As families enter the wonderful world of Disneyland Paris with its quirky characters, pink castle, fairytale lands and breath-taking parades, few will notice the quality of the plants, the precision cutting of the lawns or the carefully clipped topiary.
Yet the gardens in this famous resort are vital to recreate the theme in each zone, from the prickly cacti, yucca and tamarind in the Arizona desert of Frontierland, to the exotic-looking palms (which can actually withstand temperatures of up to -18C) and bamboos in Adventureland, and piano-key topiary and manicured hillside lawns next to Sleeping Beauty’s pink castle.
In the skyline of the haunted house, huge evergreen trees lean ominously towards the building, having been deliberately planted at an angle for spooky effect, while spiky shrubs hang menacingly over the tall gated perimeter, pruned to look like claws.
Pansies, heathers, heucheras and wallflowers fill the beds with the arrival of the park’s colourful spring festival. But the park is also paying more than lip service to biodiversity.
Luc Behar-Bannelier, the park’s director of nature and environment, who has been there for 23 years, tells me how it has been transformed from corn and beet fields into a magical landscape which is also environmentally friendly.

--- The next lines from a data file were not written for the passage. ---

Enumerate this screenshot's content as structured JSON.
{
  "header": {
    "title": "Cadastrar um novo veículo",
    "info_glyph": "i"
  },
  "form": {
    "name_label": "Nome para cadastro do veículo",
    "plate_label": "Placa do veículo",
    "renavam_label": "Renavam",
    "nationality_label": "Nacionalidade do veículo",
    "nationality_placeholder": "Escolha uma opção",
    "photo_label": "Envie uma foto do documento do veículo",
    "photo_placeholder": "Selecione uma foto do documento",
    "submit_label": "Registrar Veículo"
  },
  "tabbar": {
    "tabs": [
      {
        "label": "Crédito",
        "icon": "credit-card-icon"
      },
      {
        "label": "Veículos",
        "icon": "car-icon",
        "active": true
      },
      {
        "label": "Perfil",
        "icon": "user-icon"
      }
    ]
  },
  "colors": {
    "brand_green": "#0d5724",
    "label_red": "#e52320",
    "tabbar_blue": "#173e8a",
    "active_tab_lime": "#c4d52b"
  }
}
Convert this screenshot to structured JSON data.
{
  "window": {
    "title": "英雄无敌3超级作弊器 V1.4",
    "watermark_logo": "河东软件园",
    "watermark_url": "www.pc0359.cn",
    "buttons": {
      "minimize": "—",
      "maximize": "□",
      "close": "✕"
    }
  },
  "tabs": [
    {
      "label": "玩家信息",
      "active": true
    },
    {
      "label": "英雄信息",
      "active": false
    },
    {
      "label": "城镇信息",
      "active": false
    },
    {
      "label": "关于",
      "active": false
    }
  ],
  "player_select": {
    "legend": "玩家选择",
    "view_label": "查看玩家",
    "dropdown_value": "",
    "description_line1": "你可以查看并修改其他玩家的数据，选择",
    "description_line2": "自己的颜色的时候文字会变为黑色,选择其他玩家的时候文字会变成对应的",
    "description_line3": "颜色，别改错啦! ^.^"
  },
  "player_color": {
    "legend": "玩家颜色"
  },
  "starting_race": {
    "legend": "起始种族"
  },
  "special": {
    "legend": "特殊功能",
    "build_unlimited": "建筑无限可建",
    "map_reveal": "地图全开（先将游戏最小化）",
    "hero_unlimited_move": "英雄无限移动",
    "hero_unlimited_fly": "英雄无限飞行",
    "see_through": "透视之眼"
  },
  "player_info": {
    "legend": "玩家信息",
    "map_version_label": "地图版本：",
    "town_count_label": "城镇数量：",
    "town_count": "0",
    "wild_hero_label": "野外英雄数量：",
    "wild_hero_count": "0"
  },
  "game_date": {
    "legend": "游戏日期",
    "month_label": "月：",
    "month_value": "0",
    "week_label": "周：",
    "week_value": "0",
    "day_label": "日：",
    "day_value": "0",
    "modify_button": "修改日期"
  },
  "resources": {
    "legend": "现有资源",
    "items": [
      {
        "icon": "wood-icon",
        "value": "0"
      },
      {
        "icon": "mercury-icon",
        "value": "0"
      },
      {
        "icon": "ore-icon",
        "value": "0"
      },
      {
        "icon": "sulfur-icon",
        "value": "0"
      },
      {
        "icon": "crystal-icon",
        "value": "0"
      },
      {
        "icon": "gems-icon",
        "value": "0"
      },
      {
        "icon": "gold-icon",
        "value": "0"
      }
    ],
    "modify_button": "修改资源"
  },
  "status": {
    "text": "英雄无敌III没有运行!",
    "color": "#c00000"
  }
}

When he first took on this mammoth project 25 years ago, workers had to remove tons of heavy clay soil and replace it with a thin layer of topsoil. Trees were brought in from as far away as British Columbia, Canada, but now they are sourced in Europe. Around 300 of the 35,000 trees are replaced every year to ensure everything remains to scale.
Over the years, the planting has attracted wildlife which hasn’t been ‘bought’ in, says Luc.
“We have Canadian geese on the waterways, while on the ranch section, we get wild boar, where there was once just corn and sugar beet.
“There’s also a huge variety of insects and birds, and on a recent bird count, we found more species than we used to have.”
Attracting wildlife is improving the balance of nature, adds head of horticulture Pierrick Paillard.
“We had a particular type of caterpillar that use to thrive on our pine trees, but their hairs would fall off and cause skin irritations. However, the blue tits which have arrived in the park feed on them, so it’s working well.”
Disneyland Paris has 80 beehives in its ‘backstage’ area, which is not accessible to the public, so its hotel guests can enjoy home-made honey for breakfast.
The park is also home to a flock of rare breed Solognote sheep who graze the brushland in the ranch area.
Nuisance wildlife has also ventured in, including rabbits, which eat the plants, and seagulls, but falcons are brought in every so often to ‘disturb’ them. Some 90 wasp traps are also strategically placed out of view of guests.
Disneyland Paris is the first theme park in Europe to have its own water treatment and recycling plant on site to filter ‘grey’ water for use on the gardens. Huge basins ‘backstage’ collect rainwater which is recycled, while home-made compost is dug back into the land.
While many of the plants which are susceptible to pests and diseases, such as grey mould, are treated before they arrive at the park, Pierrick says: “In 10 years, we would like to have no insecticides or pesticides.
“We are increasingly using natural products to keep the balance of nature intact, and bringing in beneficial insects such as ladybirds, whose larvae eat thousands of aphids.”
Keeping everything to scale is all-important, he continues. Trees are regularly pruned to ensure no photo opportunity is lost in a sea of branches.
“The oak trees in Main Street have been changed twice since 1992. Tree specialists have to select a number of branches to be pruned so you can see through them, so it looks like lace. Trunks cannot become too thick.”